* [Work item]:
Return all entries below exactly. Skip nothing.

[[ Available data open ]]

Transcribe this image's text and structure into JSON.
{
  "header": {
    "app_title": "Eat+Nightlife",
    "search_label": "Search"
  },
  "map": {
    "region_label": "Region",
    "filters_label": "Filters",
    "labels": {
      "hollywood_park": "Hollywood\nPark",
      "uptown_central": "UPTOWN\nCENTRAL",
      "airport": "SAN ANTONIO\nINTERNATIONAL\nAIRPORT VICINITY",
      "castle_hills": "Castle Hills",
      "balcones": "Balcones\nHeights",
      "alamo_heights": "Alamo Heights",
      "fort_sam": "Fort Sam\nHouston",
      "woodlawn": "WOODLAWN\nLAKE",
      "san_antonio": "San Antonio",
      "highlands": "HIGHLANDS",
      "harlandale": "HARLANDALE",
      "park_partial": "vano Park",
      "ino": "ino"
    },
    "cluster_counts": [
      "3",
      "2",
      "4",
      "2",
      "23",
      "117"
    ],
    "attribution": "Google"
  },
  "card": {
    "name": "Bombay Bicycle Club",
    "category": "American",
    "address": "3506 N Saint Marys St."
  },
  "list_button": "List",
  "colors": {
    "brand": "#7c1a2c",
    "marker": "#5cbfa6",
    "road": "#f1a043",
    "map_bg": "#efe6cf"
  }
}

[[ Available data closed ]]

* [Exercise result]:
Transcribe this image's text and structure into JSON.
{
  "header": {
    "app_title": "Eat+Nightlife",
    "search_label": "Search"
  },
  "map": {
    "region_label": "Region",
    "filters_label": "Filters",
    "labels": {
      "hollywood_park": "Hollywood\nPark",
      "uptown_central": "UPTOWN\nCENTRAL",
      "airport": "SAN ANTONIO\nINTERNATIONAL\nAIRPORT VICINITY",
      "castle_hills": "Castle Hills",
      "balcones": "Balcones\nHeights",
      "alamo_heights": "Alamo Heights",
      "fort_sam": "Fort Sam\nHouston",
      "woodlawn": "WOODLAWN\nLAKE",
      "san_antonio": "San Antonio",
      "highlands": "HIGHLANDS",
      "harlandale": "HARLANDALE",
      "park_partial": "vano Park",
      "ino": "ino"
    },
    "cluster_counts": [
      "3",
      "2",
      "4",
      "2",
      "23",
      "117"
    ],
    "attribution": "Google"
  },
  "card": {
    "name": "Bombay Bicycle Club",
    "category": "American",
    "address": "3506 N Saint Marys St."
  },
  "list_button": "List",
  "colors": {
    "brand": "#7c1a2c",
    "marker": "#5cbfa6",
    "road": "#f1a043",
    "map_bg": "#efe6cf"
  }
}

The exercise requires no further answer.